WHAT YOU ARE ASKED TO DO -
A single number is required: how many lines in the entries hold the word "Compliance".

-------- EXERCISE MATERIAL

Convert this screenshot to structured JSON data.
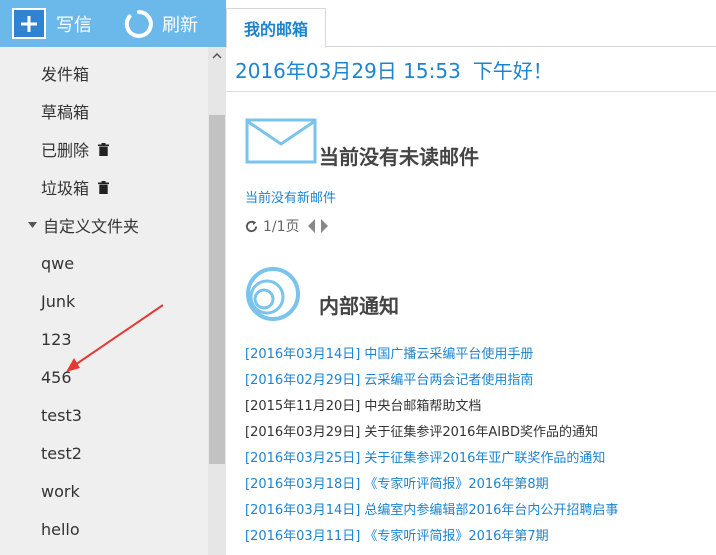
{
  "toolbar": {
    "compose_label": "写信",
    "refresh_label": "刷新"
  },
  "folders": [
    {
      "label": "发件箱",
      "trash": false,
      "custom_header": false
    },
    {
      "label": "草稿箱",
      "trash": false,
      "custom_header": false
    },
    {
      "label": "已删除",
      "trash": true,
      "custom_header": false
    },
    {
      "label": "垃圾箱",
      "trash": true,
      "custom_header": false
    },
    {
      "label": "自定义文件夹",
      "trash": false,
      "custom_header": true
    },
    {
      "label": "qwe",
      "trash": false,
      "custom_header": false
    },
    {
      "label": "Junk",
      "trash": false,
      "custom_header": false
    },
    {
      "label": "123",
      "trash": false,
      "custom_header": false
    },
    {
      "label": "456",
      "trash": false,
      "custom_header": false
    },
    {
      "label": "test3",
      "trash": false,
      "custom_header": false
    },
    {
      "label": "test2",
      "trash": false,
      "custom_header": false
    },
    {
      "label": "work",
      "trash": false,
      "custom_header": false
    },
    {
      "label": "hello",
      "trash": false,
      "custom_header": false
    }
  ],
  "tab": {
    "label": "我的邮箱"
  },
  "greeting": {
    "datetime": "2016年03月29日 15:53",
    "text": "下午好！"
  },
  "unread": {
    "title": "当前没有未读邮件",
    "no_new": "当前没有新邮件",
    "page": "1/1页"
  },
  "notices": {
    "title": "内部通知",
    "items": [
      {
        "date": "[2016年03月14日]",
        "text": "中国广播云采编平台使用手册",
        "read": false
      },
      {
        "date": "[2016年02月29日]",
        "text": "云采编平台两会记者使用指南",
        "read": false
      },
      {
        "date": "[2015年11月20日]",
        "text": "中央台邮箱帮助文档",
        "read": true
      },
      {
        "date": "[2016年03月29日]",
        "text": "关于征集参评2016年AIBD奖作品的通知",
        "read": true
      },
      {
        "date": "[2016年03月25日]",
        "text": "关于征集参评2016年亚广联奖作品的通知",
        "read": false
      },
      {
        "date": "[2016年03月18日]",
        "text": "《专家听评简报》2016年第8期",
        "read": false
      },
      {
        "date": "[2016年03月14日]",
        "text": "总编室内参编辑部2016年台内公开招聘启事",
        "read": false
      },
      {
        "date": "[2016年03月11日]",
        "text": "《专家听评简报》2016年第7期",
        "read": false
      }
    ]
  },
  "colors": {
    "accent": "#1d84d0",
    "topbar": "#6bb8eb",
    "annotation": "#e53935"
  }
}
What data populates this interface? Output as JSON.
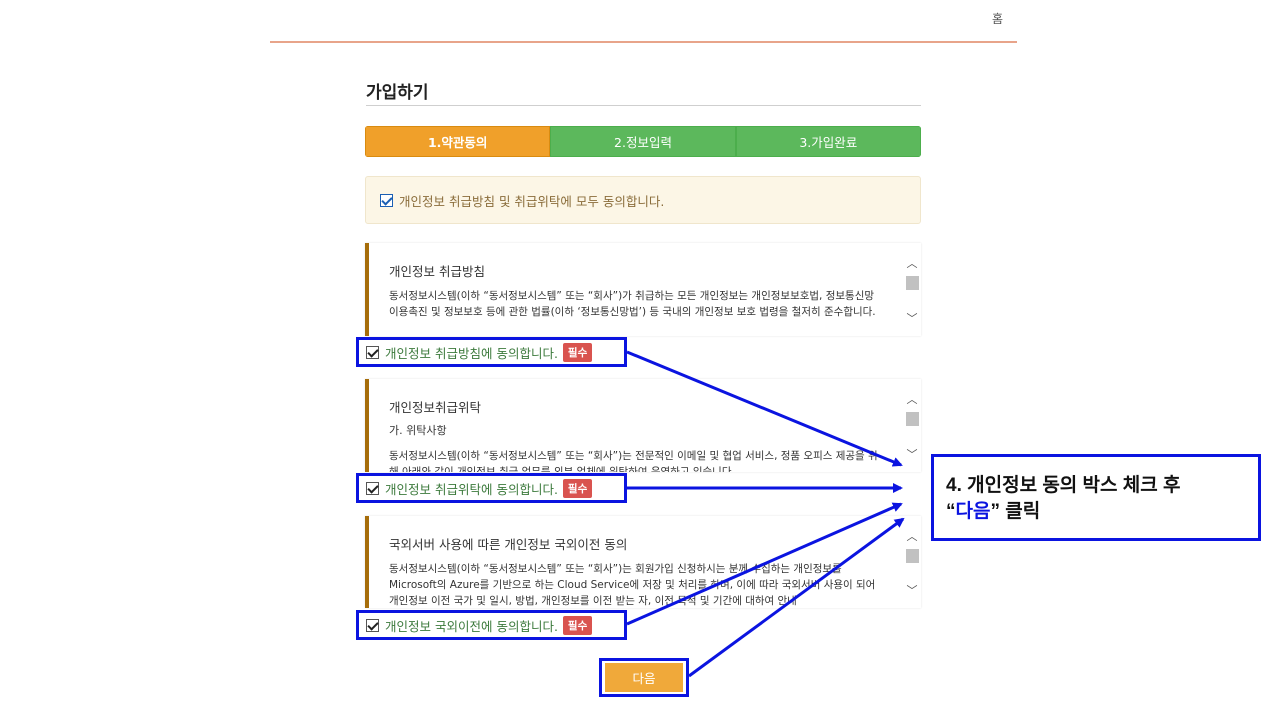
{
  "header": {
    "home_label": "홈"
  },
  "page": {
    "title": "가입하기"
  },
  "steps": [
    {
      "label": "1.약관동의",
      "active": true
    },
    {
      "label": "2.정보입력",
      "active": false
    },
    {
      "label": "3.가입완료",
      "active": false
    }
  ],
  "agree_all": {
    "label": "개인정보 취급방침 및 취급위탁에 모두 동의합니다.",
    "checked": true
  },
  "terms": [
    {
      "title": "개인정보 취급방침",
      "subtitle": "",
      "text": "동서정보시스템(이하 “동서정보시스템” 또는 “회사”)가 취급하는 모든 개인정보는 개인정보보호법, 정보통신망 이용촉진 및 정보보호 등에 관한 법률(이하 ‘정보통신망법’) 등 국내의 개인정보 보호 법령을 철저히 준수합니다.",
      "agree_label": "개인정보 취급방침에 동의합니다.",
      "badge": "필수",
      "checked": true
    },
    {
      "title": "개인정보취급위탁",
      "subtitle": "가. 위탁사항",
      "text": "동서정보시스템(이하 “동서정보시스템” 또는 “회사”)는 전문적인 이메일 및 협업 서비스, 정품 오피스 제공을 위해 아래와 같이 개인정보 취급 업무를 외부 업체에 위탁하여 운영하고 있습니다",
      "agree_label": "개인정보 취급위탁에 동의합니다.",
      "badge": "필수",
      "checked": true
    },
    {
      "title": "국외서버 사용에 따른 개인정보 국외이전 동의",
      "subtitle": "",
      "text": "동서정보시스템(이하 “동서정보시스템” 또는 “회사”)는 회원가입 신청하시는 분께 수집하는 개인정보를 Microsoft의 Azure를 기반으로 하는 Cloud Service에 저장 및 처리를 하며, 이에 따라 국외서버 사용이 되어 개인정보 이전 국가 및 일시, 방법, 개인정보를 이전 받는 자, 이전 목적 및 기간에 대하여 안내",
      "agree_label": "개인정보 국외이전에 동의합니다.",
      "badge": "필수",
      "checked": true
    }
  ],
  "next_button": {
    "label": "다음"
  },
  "callout": {
    "prefix": "4. 개인정보 동의 박스 체크 후",
    "quote_open": "“",
    "highlight": "다음",
    "quote_close": "”",
    "suffix": " 클릭"
  },
  "colors": {
    "accent_orange": "#f0a02a",
    "step_green": "#5cb85c",
    "annotation_blue": "#0b14e0",
    "badge_red": "#d9534f"
  }
}
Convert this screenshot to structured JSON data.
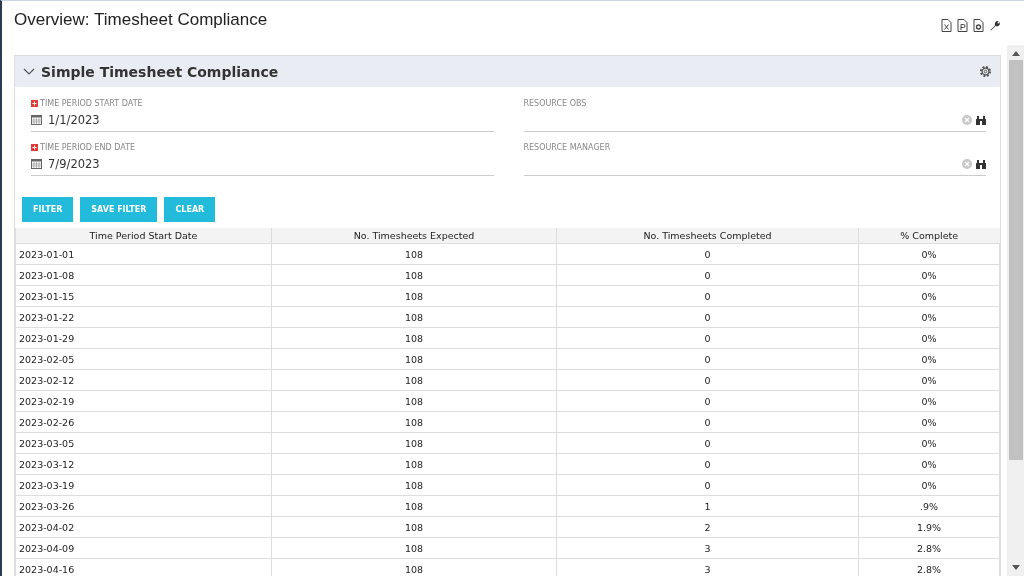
{
  "page": {
    "title": "Overview: Timesheet Compliance"
  },
  "toolbar": [
    {
      "kind": "excel"
    },
    {
      "kind": "pdf"
    },
    {
      "kind": "export"
    },
    {
      "kind": "wrench"
    }
  ],
  "panel": {
    "title": "Simple Timesheet Compliance",
    "expanded": true
  },
  "filters": [
    {
      "label": "TIME PERIOD START DATE",
      "required": true,
      "kind": "date",
      "value": "1/1/2023"
    },
    {
      "label": "RESOURCE OBS",
      "required": false,
      "kind": "lookup"
    },
    {
      "label": "TIME PERIOD END DATE",
      "required": true,
      "kind": "date",
      "value": "7/9/2023"
    },
    {
      "label": "RESOURCE MANAGER",
      "required": false,
      "kind": "lookup"
    }
  ],
  "buttons": [
    "FILTER",
    "SAVE FILTER",
    "CLEAR"
  ],
  "table": {
    "columns": [
      "Time Period Start Date",
      "No. Timesheets Expected",
      "No. Timesheets Completed",
      "% Complete"
    ],
    "rows": [
      [
        "2023-01-01",
        "108",
        "0",
        "0%"
      ],
      [
        "2023-01-08",
        "108",
        "0",
        "0%"
      ],
      [
        "2023-01-15",
        "108",
        "0",
        "0%"
      ],
      [
        "2023-01-22",
        "108",
        "0",
        "0%"
      ],
      [
        "2023-01-29",
        "108",
        "0",
        "0%"
      ],
      [
        "2023-02-05",
        "108",
        "0",
        "0%"
      ],
      [
        "2023-02-12",
        "108",
        "0",
        "0%"
      ],
      [
        "2023-02-19",
        "108",
        "0",
        "0%"
      ],
      [
        "2023-02-26",
        "108",
        "0",
        "0%"
      ],
      [
        "2023-03-05",
        "108",
        "0",
        "0%"
      ],
      [
        "2023-03-12",
        "108",
        "0",
        "0%"
      ],
      [
        "2023-03-19",
        "108",
        "0",
        "0%"
      ],
      [
        "2023-03-26",
        "108",
        "1",
        ".9%"
      ],
      [
        "2023-04-02",
        "108",
        "2",
        "1.9%"
      ],
      [
        "2023-04-09",
        "108",
        "3",
        "2.8%"
      ],
      [
        "2023-04-16",
        "108",
        "3",
        "2.8%"
      ]
    ]
  }
}
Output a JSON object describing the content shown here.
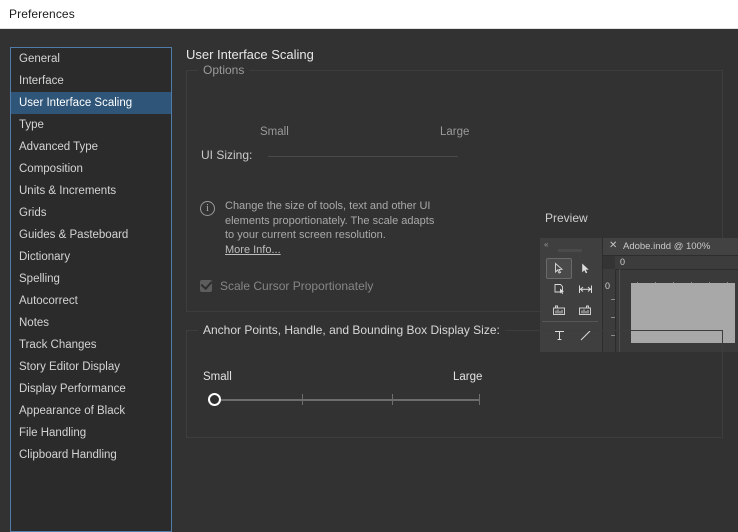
{
  "window": {
    "title": "Preferences"
  },
  "sidebar": {
    "items": [
      {
        "label": "General",
        "selected": false
      },
      {
        "label": "Interface",
        "selected": false
      },
      {
        "label": "User Interface Scaling",
        "selected": true
      },
      {
        "label": "Type",
        "selected": false
      },
      {
        "label": "Advanced Type",
        "selected": false
      },
      {
        "label": "Composition",
        "selected": false
      },
      {
        "label": "Units & Increments",
        "selected": false
      },
      {
        "label": "Grids",
        "selected": false
      },
      {
        "label": "Guides & Pasteboard",
        "selected": false
      },
      {
        "label": "Dictionary",
        "selected": false
      },
      {
        "label": "Spelling",
        "selected": false
      },
      {
        "label": "Autocorrect",
        "selected": false
      },
      {
        "label": "Notes",
        "selected": false
      },
      {
        "label": "Track Changes",
        "selected": false
      },
      {
        "label": "Story Editor Display",
        "selected": false
      },
      {
        "label": "Display Performance",
        "selected": false
      },
      {
        "label": "Appearance of Black",
        "selected": false
      },
      {
        "label": "File Handling",
        "selected": false
      },
      {
        "label": "Clipboard Handling",
        "selected": false
      }
    ]
  },
  "main": {
    "page_title": "User Interface Scaling",
    "options_group": {
      "legend": "Options",
      "ui_sizing": {
        "row_label": "UI Sizing:",
        "small_label": "Small",
        "large_label": "Large",
        "disabled": true
      },
      "info": {
        "icon": "info-circle-icon",
        "glyph": "i",
        "text": "Change the size of tools, text and other UI elements proportionately. The scale adapts to your current screen resolution.",
        "link_label": "More Info..."
      },
      "scale_cursor_checkbox": {
        "label": "Scale Cursor Proportionately",
        "checked": true,
        "disabled": true
      },
      "preview": {
        "title": "Preview",
        "collapse_glyph": "«",
        "close_glyph": "✕",
        "tab_label": "Adobe.indd @ 100%",
        "ruler_origin_h": "0",
        "ruler_origin_v": "0"
      }
    },
    "anchor_group": {
      "legend": "Anchor Points, Handle, and Bounding Box Display Size:",
      "small_label": "Small",
      "large_label": "Large",
      "value_position_percent": 0
    }
  },
  "colors": {
    "window_background": "#323232",
    "titlebar_background": "#ffffff",
    "sidebar_background": "#2b2b2b",
    "sidebar_border": "#4f7ca8",
    "selection": "#2f5578",
    "text_primary": "#d4d4d4",
    "text_dim": "#9a9a9a",
    "page_white": "#a8a8a8"
  }
}
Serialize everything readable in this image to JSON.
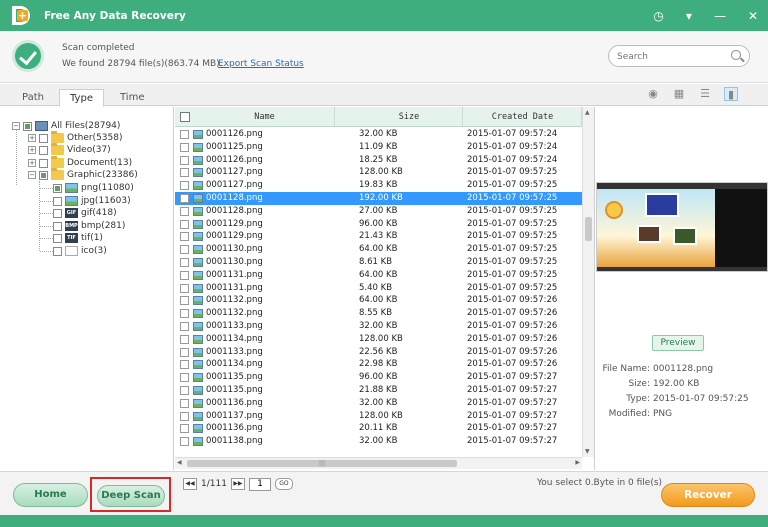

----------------

RESPONSE BELOW -
2